■ **Work to complete**
Your answer should repeat every line of the records below in which the word "Cash" appears.

■ **Material for this exercise**
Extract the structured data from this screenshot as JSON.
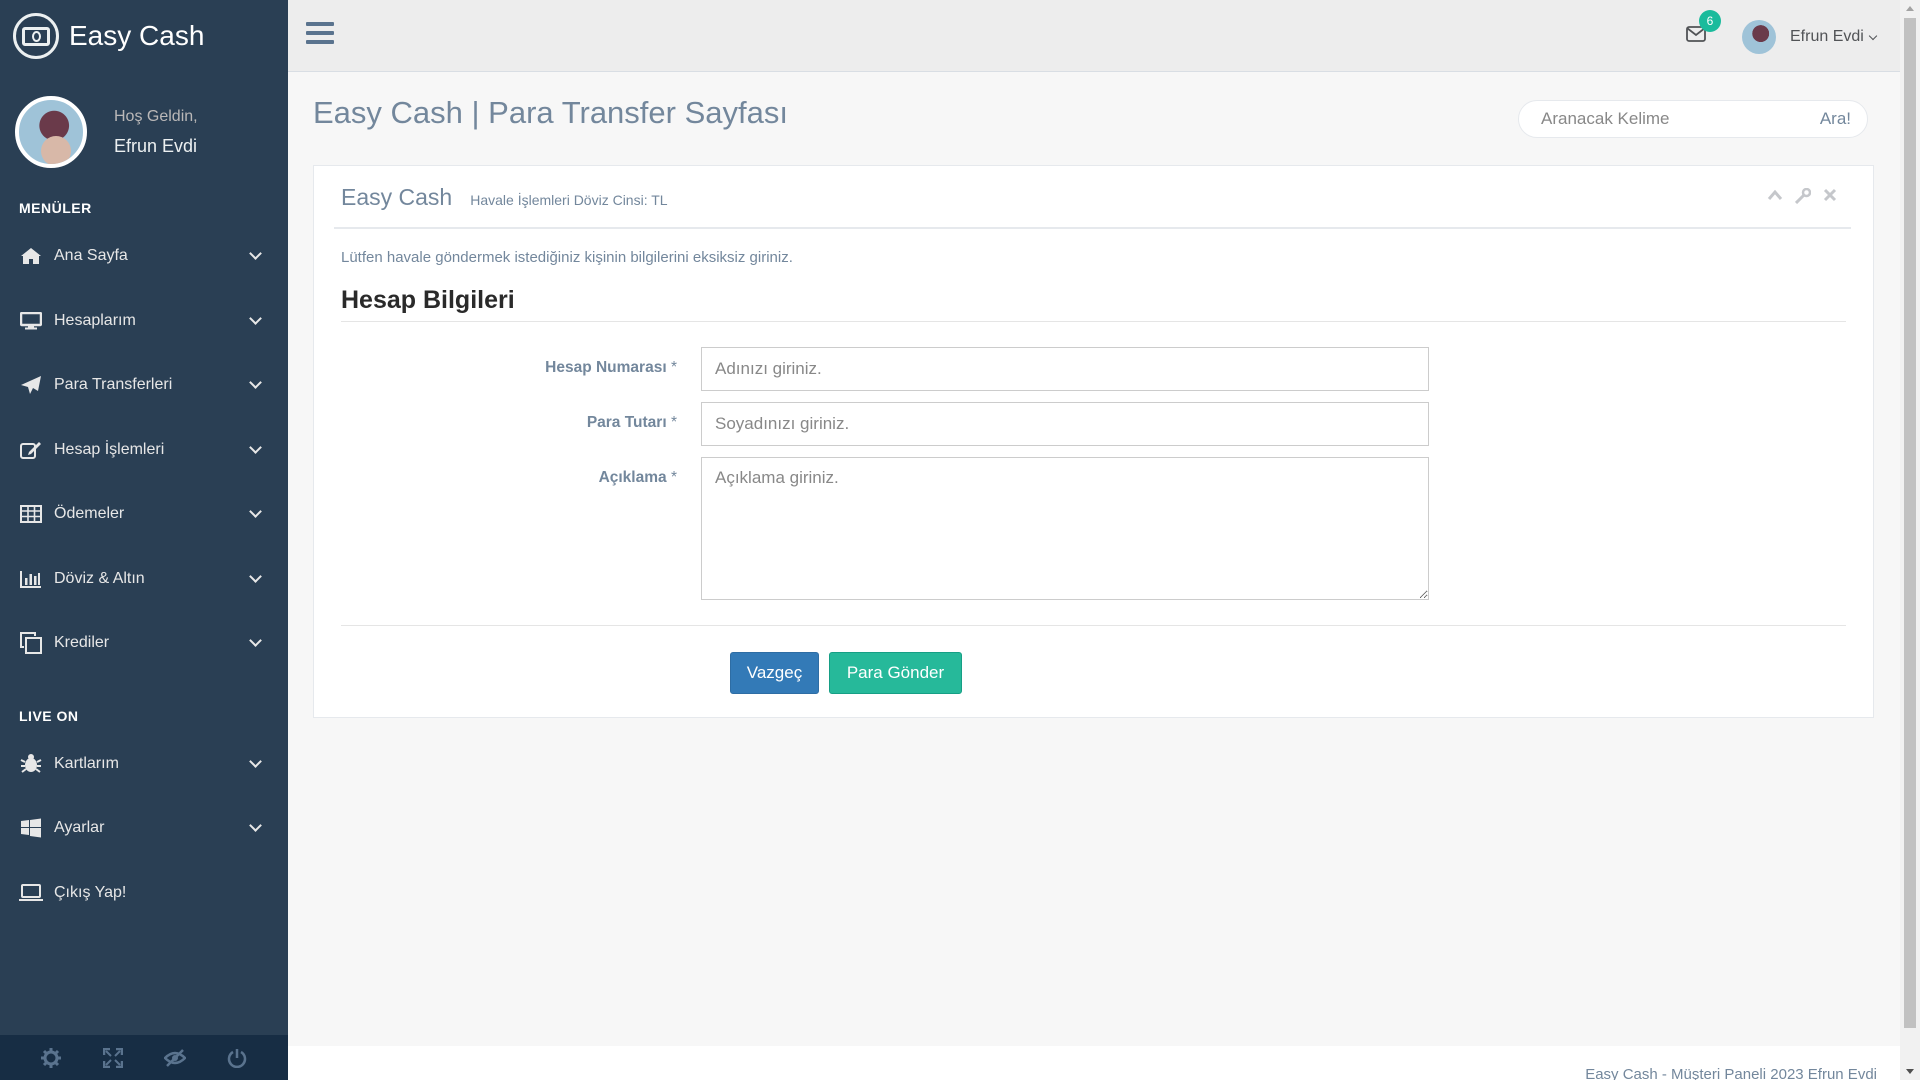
{
  "brand": {
    "title": "Easy Cash",
    "icon": "money-icon"
  },
  "profile": {
    "welcome": "Hoş Geldin,",
    "name": "Efrun Evdi"
  },
  "sidebar": {
    "section1": "MENÜLER",
    "items": [
      {
        "label": "Ana Sayfa",
        "icon": "home-icon"
      },
      {
        "label": "Hesaplarım",
        "icon": "desktop-icon"
      },
      {
        "label": "Para Transferleri",
        "icon": "paper-plane-icon"
      },
      {
        "label": "Hesap İşlemleri",
        "icon": "edit-icon"
      },
      {
        "label": "Ödemeler",
        "icon": "table-icon"
      },
      {
        "label": "Döviz & Altın",
        "icon": "bar-chart-icon"
      },
      {
        "label": "Krediler",
        "icon": "clone-icon"
      }
    ],
    "section2": "LIVE ON",
    "items2": [
      {
        "label": "Kartlarım",
        "icon": "bug-icon"
      },
      {
        "label": "Ayarlar",
        "icon": "windows-icon"
      },
      {
        "label": "Çıkış Yap!",
        "icon": "laptop-icon"
      }
    ],
    "footer_icons": [
      "settings-icon",
      "fullscreen-icon",
      "lock-icon",
      "power-icon"
    ]
  },
  "topnav": {
    "mail_count": "6",
    "user_name": "Efrun Evdi"
  },
  "page": {
    "title": "Easy Cash | Para Transfer Sayfası"
  },
  "search": {
    "placeholder": "Aranacak Kelime",
    "button": "Ara!"
  },
  "panel": {
    "title": "Easy Cash",
    "subtitle": "Havale İşlemleri Döviz Cinsi: TL",
    "intro": "Lütfen havale göndermek istediğiniz kişinin bilgilerini eksiksiz giriniz.",
    "section": "Hesap Bilgileri"
  },
  "form": {
    "account_label": "Hesap Numarası",
    "account_placeholder": "Adınızı giriniz.",
    "amount_label": "Para Tutarı",
    "amount_placeholder": "Soyadınızı giriniz.",
    "desc_label": "Açıklama",
    "desc_placeholder": "Açıklama giriniz.",
    "required_mark": "*",
    "cancel": "Vazgeç",
    "submit": "Para Gönder"
  },
  "footer": {
    "text": "Easy Cash - Müşteri Paneli 2023 Efrun Evdi"
  },
  "colors": {
    "sidebar": "#2a3f54",
    "accent": "#1abb9c",
    "primary": "#337ab7",
    "success": "#26b99a"
  }
}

■ **Result of this task**
    "title": "Easy Cash",
    "title": "Easy Cash | Para Transfer Sayfası"
    "title": "Easy Cash",
    "text": "Easy Cash - Müşteri Paneli 2023 Efrun Evdi"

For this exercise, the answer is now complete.